Over a decade later and the Stonehenge I visited that day has been quite transformed. With the investment of millions, the stripping away of major roads and the creation of a brand new (and not without controversy) visitor centre, the Stonehenge experience has been transformed. More by chance, myself and the Prof found ourselves in the neck of the woods, and decided it was high time we revisited this most significant of henge monuments, and cast a judging eye over the new interpretive strategies. We could not have picked a worse day to do it.
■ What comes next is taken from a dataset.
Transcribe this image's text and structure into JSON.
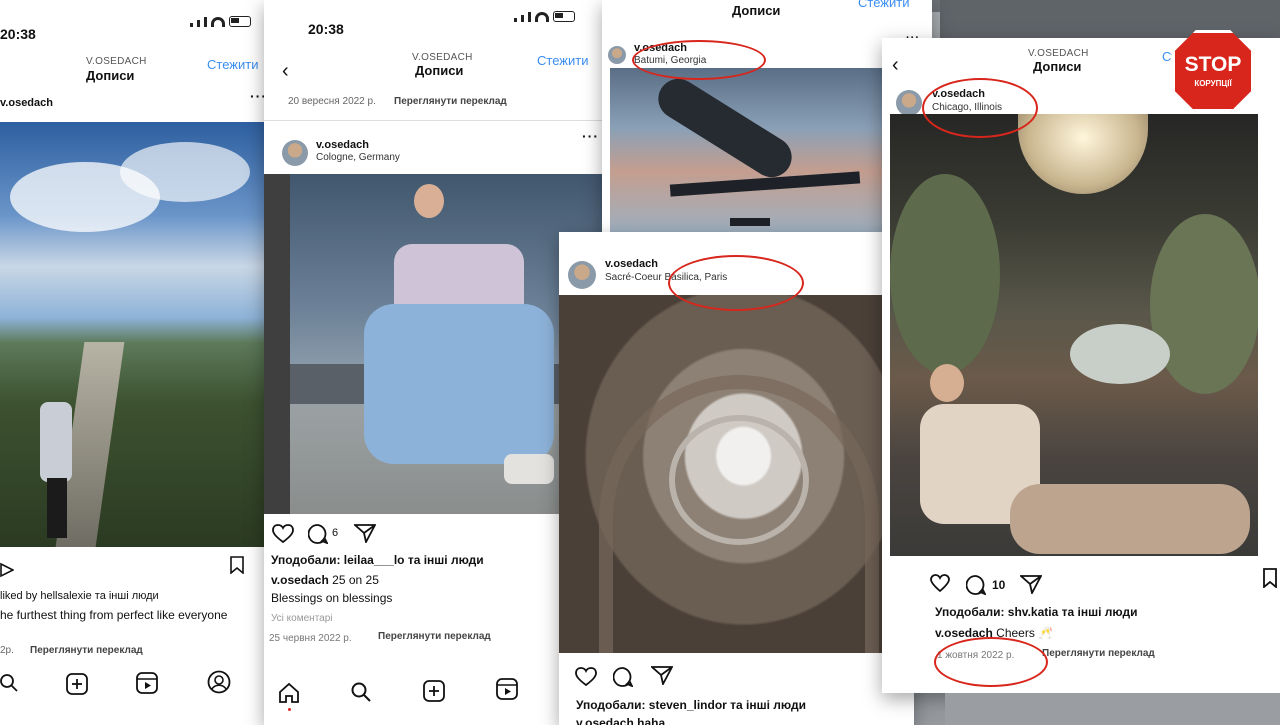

It was probably when the lightning bolts started cracking over the Wiltshire skyline that we knew we might have got our timing a little wrong. As thunder rumbled overhead, and the heavens tipped out everything they had, Stonehenge and the surrounding access roads gradually began to fill up – this would be a soggy experience. The weather however, probably helped in terms of thinning out the potential visitor numbers on the day. Despite being a heritage professional who should always be encouraging visitor numbers, I always prefers next to no other visitors when I happen to be at a site (they can be busy when I’m not there).
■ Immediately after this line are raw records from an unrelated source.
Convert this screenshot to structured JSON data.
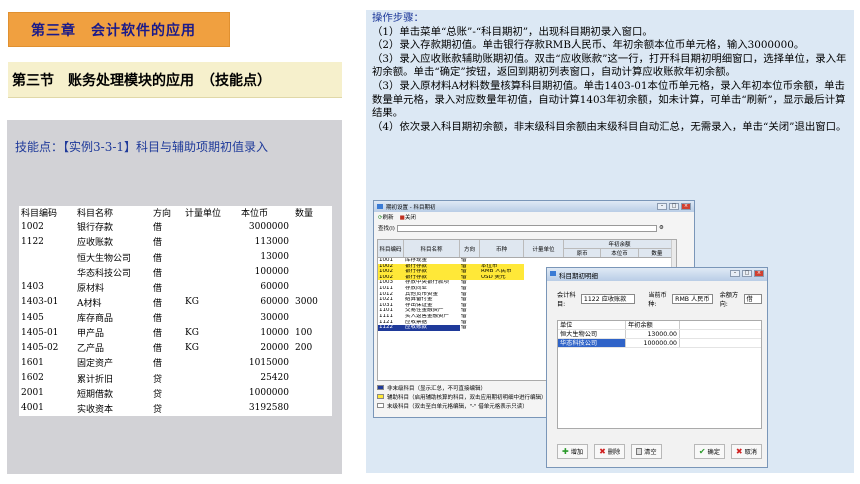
{
  "chapter_title": "第三章　会计软件的应用",
  "section_title": "第三节　账务处理模块的应用　（技能点）",
  "practice_title": "技能点：【实例3-3-1】科目与辅助项期初值录入",
  "table": {
    "headers": [
      "科目编码",
      "科目名称",
      "方向",
      "计量单位",
      "本位币",
      "数量"
    ],
    "rows": [
      [
        "1002",
        "银行存款",
        "借",
        "",
        "3000000",
        ""
      ],
      [
        "1122",
        "应收账款",
        "借",
        "",
        "113000",
        ""
      ],
      [
        "",
        "恒大生物公司",
        "借",
        "",
        "13000",
        ""
      ],
      [
        "",
        "华态科技公司",
        "借",
        "",
        "100000",
        ""
      ],
      [
        "1403",
        "原材料",
        "借",
        "",
        "60000",
        ""
      ],
      [
        "1403-01",
        "A材料",
        "借",
        "KG",
        "60000",
        "3000"
      ],
      [
        "1405",
        "库存商品",
        "借",
        "",
        "30000",
        ""
      ],
      [
        "1405-01",
        "甲产品",
        "借",
        "KG",
        "10000",
        "100"
      ],
      [
        "1405-02",
        "乙产品",
        "借",
        "KG",
        "20000",
        "200"
      ],
      [
        "1601",
        "固定资产",
        "借",
        "",
        "1015000",
        ""
      ],
      [
        "1602",
        "累计折旧",
        "贷",
        "",
        "25420",
        ""
      ],
      [
        "2001",
        "短期借款",
        "贷",
        "",
        "1000000",
        ""
      ],
      [
        "4001",
        "实收资本",
        "贷",
        "",
        "3192580",
        ""
      ]
    ]
  },
  "steps": {
    "heading": "操作步骤：",
    "items": [
      "（1）单击菜单“总账”-“科目期初”，出现科目期初录入窗口。",
      "（2）录入存款期初值。单击银行存款RMB人民币、年初余额本位币单元格，输入3000000。",
      "（3）录入应收账款辅助账期初值。双击“应收账款”这一行，打开科目期初明细窗口，选择单位，录入年初余额。单击“确定”按钮，返回到期初列表窗口，自动计算应收账款年初余额。",
      "（3）录入原材料A材料数量核算科目期初值。单击1403-01本位币单元格，录入年初本位币余额，单击数量单元格，录入对应数量年初值，自动计算1403年初余额，如未计算，可单击“刷新”，显示最后计算结果。",
      "（4）依次录入科目期初余额，非末级科目余额由末级科目自动汇总，无需录入，单击“关闭”退出窗口。"
    ]
  },
  "win1": {
    "title": "期初设置 - 科目期初",
    "toolbar": [
      "刷新",
      "关闭"
    ],
    "find_label": "查找(I)",
    "headers": [
      "科目编码",
      "科目名称",
      "方向",
      "币种",
      "计量单位",
      "年初余额"
    ],
    "subheaders": [
      "原币",
      "本位币",
      "数量"
    ],
    "rows": [
      [
        "1001",
        "库存现金",
        "借",
        ""
      ],
      [
        "1002",
        "银行存款",
        "借",
        "本位币"
      ],
      [
        "1002",
        "银行存款",
        "借",
        "RMB 人民币"
      ],
      [
        "1002",
        "银行存款",
        "借",
        "USD 美元"
      ],
      [
        "1003",
        "存放中央银行款项",
        "借",
        ""
      ],
      [
        "1011",
        "存放同业",
        "借",
        ""
      ],
      [
        "1012",
        "其他货币资金",
        "借",
        ""
      ],
      [
        "1021",
        "结算备付金",
        "借",
        ""
      ],
      [
        "1031",
        "存出保证金",
        "借",
        ""
      ],
      [
        "1101",
        "交易性金融资产",
        "借",
        ""
      ],
      [
        "1111",
        "买入返售金融资产",
        "借",
        ""
      ],
      [
        "1121",
        "应收票据",
        "借",
        ""
      ],
      [
        "1122",
        "应收账款",
        "借",
        ""
      ]
    ],
    "legend": [
      "非末级科目（显示汇总，不可直接编辑）",
      "辅助科目（启用辅助核算的科目，双击应用期初明细中进行编辑）",
      "末级科目（双击至白单元格编辑，\"-\" 借单元格表示只读）"
    ]
  },
  "win2": {
    "title": "科目期初明细",
    "account_label": "会计科目:",
    "account_value": "1122 应收账款",
    "currency_label": "当前币种:",
    "currency_value": "RMB 人民币",
    "direction_label": "余额方向:",
    "direction_value": "借",
    "headers": [
      "单位",
      "年初余额"
    ],
    "rows": [
      [
        "恒大生物公司",
        "13000.00"
      ],
      [
        "华态科技公司",
        "100000.00"
      ]
    ],
    "buttons": {
      "add": "增加",
      "delete": "删除",
      "clear": "清空",
      "ok": "确定",
      "cancel": "取消"
    }
  }
}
We also were financially compensated through the Prof’s lifetime Cadw membership card, which secured free entry to the new site. Merciful, as otherwise this ‘experience’ would have cost us nearly £30 in total. If you want to take this as a review of Stonehenge, it’s probably best keeping that financial factor in mind. Going here for free, I was entirely satisfied, and generally impressed. Had I handed over £30 for two tickets, I think I would have felt pretty short changed – something not helped by the generally unfinished state of the site.
For those who don’t remember, Stonehenge was a World Heritage Site flirting with danger – danger of being placed on the World Heritage Sites in Danger List, something generally seen as a tremendous negative in British circles. Part of this criticism levelled at the site was the major road which ran alongside, and partially cutting, Stonehenge, and the disastrous visitor centre. Both are still there. They might be building (or deconstruction) sites, but the imprint of the road remains, the shell of the visitor centre still peeks out from the ground, while JCBs rumble around digging up the much maligned original car park. Work still to be done there, but you can see how the idea of an open landscape will be achieved, to some extent, once the works are complete.
Probably the most significant addition to the Stonehenge experience is the visitor/interpretation centre, within which the new exhibition space can be found. In addition, outside, is the Neolithic Houses project, which can be followed on twitter. I won’t write much about this aspect because, as with much of the complex, it is equally unfinished. However, the houses are looking great, and a sneaky insider view does suggest that this, when complete, will be a real asset to the visitor experience. The sooner this element is open the better – after all, everyone loves a roundhouse.
The exhibition space is equally promising. Some of the wall panel displays are, without getting too excited, quite visionary. Wall length video projections provide differing interpretations for the passage of time in the landscape surrounding Stonehenge. This is both effective and visually striking. Rarely has a wall mounted display proven to be so engaging, and watching visitors watching the display, this certainly seemed to secure an above average ‘stay time’. Smaller video projections are built into almost all the displays. Unfortunately, the positioning of the majority of these seems to be directed entirely at children, in terms of their height and positioning (my neck was no fan of them) – and there seems potential to make more of this interpretive technique. Still, this is only a minor grumble.
The bigger grumble relates to the space in which visitors have to work their way through the exhibition space. As stated, this was a very soggy day at Stonehenge, which I can only presume negatively impacted on visitor numbers. Still, the exhibition space felt very crowded. It seems odd that in a purpose built structure, designed to accommodate a high volume of visitors, that such limited space was included around certain exhibits. As a result, bottle necks seemed to occur frequently, with bumping and shoving not an unusual sight. Again, this seems very odd given the bespoke nature of the visitor centre, and the anti-tourist agenda corner of my brain can’t help but query whether too much space has been given over to the substantial shop, restaurant, toilet facilities and so on, at the expense of really developing a museum orientated exhibition space. It is these sorts of concerns that, if couple with a hot, visitor heavy day, that the entrance fee really becomes a questionable element.
The ‘new’ Stonehenge has potential, and the main henge site of course continues to impress and inspire, perhaps more so given the atmospheric conditions on the day. The real judgement of the value for money here can only come once the site is truly complete – though when that will be realised is again questionable. It’s been a half a year since the official opening, and much of what was intended for this site remains a work in progress. However, I don’t want to be overly critical. That these changes are being made is arguably the most important thing. The visitor experience pre 2013 was, frankly, pretty crap. This is much better, but much, much more expensive. Maybe saving up the pennies and waiting for the completion of this project would be the best advice for those who can’t blag free entry. For those who can, go now, it’s pretty good.